  • When an HIE is a business associate of the covered entity (or of another business associate) that wishes to provide PHI to a PHA for public health purposes.
  • When an HIE is acting under a grant of authority or contract with a PHA for a public health activity.

OCR has also confirmed that when a PHA requests a summary record of a specified data set, covered entities can rely on the request from the PHA being for the minimum necessary information that is needed to allow it to achieve its stated public health purpose. OCR also confirmed that a covered entity is permitted to disclose PHI to a PHA through an HIE without receiving a direct request from the PHA.

Disclosures of ePHI to an HIE are permitted without having to obtain individual authorization from patients or health plan members; however, notice about those disclosures should be provided through the organization’s Notice of Privacy Practices.
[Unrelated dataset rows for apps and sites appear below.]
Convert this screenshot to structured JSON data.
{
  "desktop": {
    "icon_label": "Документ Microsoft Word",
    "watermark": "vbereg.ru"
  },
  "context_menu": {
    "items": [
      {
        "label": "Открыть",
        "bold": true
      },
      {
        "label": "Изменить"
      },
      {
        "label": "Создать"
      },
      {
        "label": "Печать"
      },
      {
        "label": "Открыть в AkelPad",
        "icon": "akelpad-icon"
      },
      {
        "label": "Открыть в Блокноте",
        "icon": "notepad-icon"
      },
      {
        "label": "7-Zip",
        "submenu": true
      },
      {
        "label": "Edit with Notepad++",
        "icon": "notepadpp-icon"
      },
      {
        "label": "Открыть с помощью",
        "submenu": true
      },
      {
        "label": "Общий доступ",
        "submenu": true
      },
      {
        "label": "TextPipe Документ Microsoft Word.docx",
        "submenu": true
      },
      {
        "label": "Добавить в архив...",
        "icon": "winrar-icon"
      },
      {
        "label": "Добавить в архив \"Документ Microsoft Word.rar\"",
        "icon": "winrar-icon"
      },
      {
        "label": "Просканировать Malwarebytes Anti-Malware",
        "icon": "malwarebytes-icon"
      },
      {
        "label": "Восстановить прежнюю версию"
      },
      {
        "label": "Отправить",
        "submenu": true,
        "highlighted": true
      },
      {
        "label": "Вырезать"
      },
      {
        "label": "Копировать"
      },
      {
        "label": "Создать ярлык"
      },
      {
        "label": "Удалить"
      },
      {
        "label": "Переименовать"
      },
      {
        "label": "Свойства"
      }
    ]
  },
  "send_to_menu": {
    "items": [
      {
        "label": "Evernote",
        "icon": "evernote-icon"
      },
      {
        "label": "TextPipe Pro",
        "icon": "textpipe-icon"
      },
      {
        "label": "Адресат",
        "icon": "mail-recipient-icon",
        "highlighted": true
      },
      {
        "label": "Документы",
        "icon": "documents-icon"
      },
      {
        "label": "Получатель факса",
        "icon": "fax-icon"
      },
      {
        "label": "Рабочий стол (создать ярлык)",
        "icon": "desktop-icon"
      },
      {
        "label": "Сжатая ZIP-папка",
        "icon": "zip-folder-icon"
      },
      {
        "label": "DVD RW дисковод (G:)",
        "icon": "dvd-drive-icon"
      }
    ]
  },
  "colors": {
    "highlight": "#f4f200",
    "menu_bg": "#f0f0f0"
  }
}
One confirmation that has been provided is only valid for the duration of the COVID-19 public health emergency and was the subject of a notice of enforcement discretion issued by OCR earlier this year. Business associates of HIPAA-covered entities are permitted to disclose ePHI to a PHA (through an HIE) that is engaged in public health activities, but only if their business associate agreement with the covered entity expressly permits this.

The notice of enforcement discretion explained that OCR will not impose sanctions or penalties on business associates that disclose ePHI for this purpose when their business associate agreement does not expressly permit it, provided they inform the covered entity about the disclosure within 10 days of the disclosure being made.  Once the COVID-19 public health emergency is declared over, business associates will only be able to disclose ePHI through an HIE to a PHA if the disclosure is consistent with their BAA.

You can read the 7-page PDF guidance document on this link.

About Liam Johnson
Liam Johnson has produced articles about HIPAA for several years. He has extensive experience in healthcare privacy and security. With a deep understanding of the complex legal and regulatory landscape surrounding patient data protection, Liam has dedicated his career to helping organizations navigate the intricacies of HIPAA compliance. Liam focusses on the challenges faced by healthcare providers, insurance companies, and business associates in complying with HIPAA regulations. Liam has been published in leading healthcare publications, including The HIPAA Journal. Liam was appointed Editor-in-Chief of The HIPAA Guide in 2023. Contact Liam via LinkedIn: https://www.linkedin.com/in/liamhipaa/